Secretariat’s athletic achievements go beyond the track records set in the Triple Crown races. During his three-year-old season in 1973, six of Secretariat’s nine victories either equaled or broke existing records. At the end of that amazing year, Secretariat was named Horse of the Year and champion three-year-old colt. His last two victories of 1973 came on grass surfaces, an achievement that led to his also being named champion male turf horse. He received Thoroughbred racing’s highest honor when he was named to its Hall of Fame in 1974, merely a year after his astounding three-year-old campaign. Upon retirement, Secretariat became a stallion at Claiborne Farm in Paris, Kentucky, passing away from complications due to laminitis in 1989. Secretariat’s recognition outside the industry is one of his trademarks. He has been named one of ESPN’s top 100 athletes of the 20th century; has his own U.S. postage stamp and appeared on the covers of Time, Newsweek and Sports Illustrated in the same week.
(The winning team on the 1973 trophy presentation stand including owner Penny Chenery (center) and trainer Lucien Laurin (to the left of Ms. Chenery), credit Churchill Downs Racetrack)

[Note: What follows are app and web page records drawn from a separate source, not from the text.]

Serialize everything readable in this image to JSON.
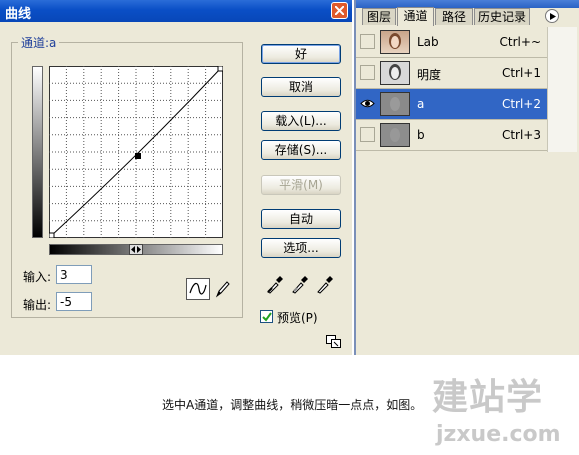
{
  "dialog": {
    "title": "曲线",
    "channel_label": "通道:a",
    "input_label": "输入:",
    "input_value": "3",
    "output_label": "输出:",
    "output_value": "-5",
    "buttons": {
      "ok": "好",
      "cancel": "取消",
      "load": "载入(L)...",
      "save": "存储(S)...",
      "smooth": "平滑(M)",
      "auto": "自动",
      "options": "选项..."
    },
    "preview_label": "预览(P)",
    "preview_checked": true
  },
  "panel": {
    "tabs": [
      "图层",
      "通道",
      "路径",
      "历史记录"
    ],
    "active_tab": "通道",
    "channels": [
      {
        "name": "Lab",
        "shortcut": "Ctrl+~",
        "visible": false,
        "selected": false
      },
      {
        "name": "明度",
        "shortcut": "Ctrl+1",
        "visible": false,
        "selected": false
      },
      {
        "name": "a",
        "shortcut": "Ctrl+2",
        "visible": true,
        "selected": true
      },
      {
        "name": "b",
        "shortcut": "Ctrl+3",
        "visible": false,
        "selected": false
      }
    ]
  },
  "caption": "选中A通道，调整曲线，稍微压暗一点点，如图。",
  "watermark": {
    "logo": "建站学",
    "url": "jzxue.com"
  },
  "colors": {
    "title_bar": "#0a4fc6",
    "selected_row": "#3166c5",
    "dialog_bg": "#ece9d8"
  }
}
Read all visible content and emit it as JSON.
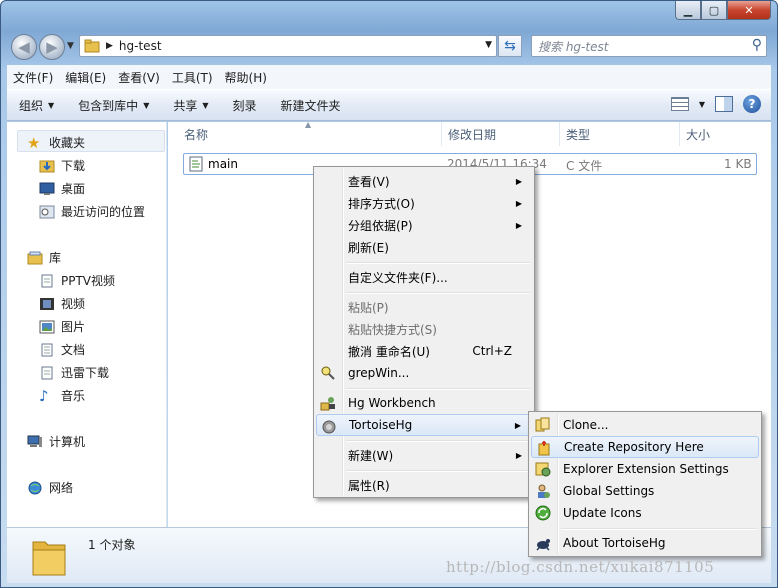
{
  "window": {
    "caption_buttons": [
      "minimize",
      "maximize",
      "close"
    ]
  },
  "address_bar": {
    "path": "hg-test",
    "search_placeholder": "搜索 hg-test"
  },
  "menu_bar": [
    "文件(F)",
    "编辑(E)",
    "查看(V)",
    "工具(T)",
    "帮助(H)"
  ],
  "toolbar": {
    "organize": "组织",
    "include_in_library": "包含到库中",
    "share": "共享",
    "burn": "刻录",
    "new_folder": "新建文件夹"
  },
  "nav_pane": {
    "favorites": "收藏夹",
    "favorites_items": [
      "下载",
      "桌面",
      "最近访问的位置"
    ],
    "libraries": "库",
    "libraries_items": [
      "PPTV视频",
      "视频",
      "图片",
      "文档",
      "迅雷下载",
      "音乐"
    ],
    "computer": "计算机",
    "network": "网络"
  },
  "columns": {
    "name": "名称",
    "date": "修改日期",
    "type": "类型",
    "size": "大小"
  },
  "file": {
    "name": "main",
    "date": "2014/5/11 16:34",
    "type": "C 文件",
    "size": "1 KB"
  },
  "status": {
    "count": "1 个对象"
  },
  "context_menu": {
    "view": "查看(V)",
    "sort_by": "排序方式(O)",
    "group_by": "分组依据(P)",
    "refresh": "刷新(E)",
    "customize": "自定义文件夹(F)...",
    "paste": "粘贴(P)",
    "paste_shortcut": "粘贴快捷方式(S)",
    "undo_rename": "撤消 重命名(U)",
    "undo_shortcut": "Ctrl+Z",
    "grepwin": "grepWin...",
    "hg_workbench": "Hg Workbench",
    "tortoisehg": "TortoiseHg",
    "new": "新建(W)",
    "properties": "属性(R)"
  },
  "submenu": {
    "clone": "Clone...",
    "create_repo": "Create Repository Here",
    "explorer_ext": "Explorer Extension Settings",
    "global_settings": "Global Settings",
    "update_icons": "Update Icons",
    "about": "About TortoiseHg"
  },
  "watermark": "http://blog.csdn.net/xukai871105",
  "colors": {
    "selection_border": "#84acdd",
    "menu_highlight": "#dbe8f7",
    "window_frame": "#7fa8d4"
  }
}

An athlete of such importance to the industry lives on in various ways. The late Penny Chenery established permanent platforms in which to protect and promote Secretariat’s legacy. One avenue is Secretariat.com; an online source that celebrates Thoroughbred racing’s rich past, enhances the awareness of the sport through fan education and enriches racing’s future by assisting related charities and causes. Another is the Secretariat Foundation, a non-profit organization with a mission “…to assist and support various charities and organizations that meet the Thoroughbred racing community’s needs,” particularly regarding equine health. In addition, both Secretariat.com and the Foundation are integral parts of the Secretariat Festival in the Bluegrass Region of Kentucky. This annual event brings fans together to celebrate the memory of “Big Red.” The Kentucky Derby Museum honors the legacy of Secretariat through its permanent exhibition, which contains many items from the collection of the Chenery family. Learn more about that here.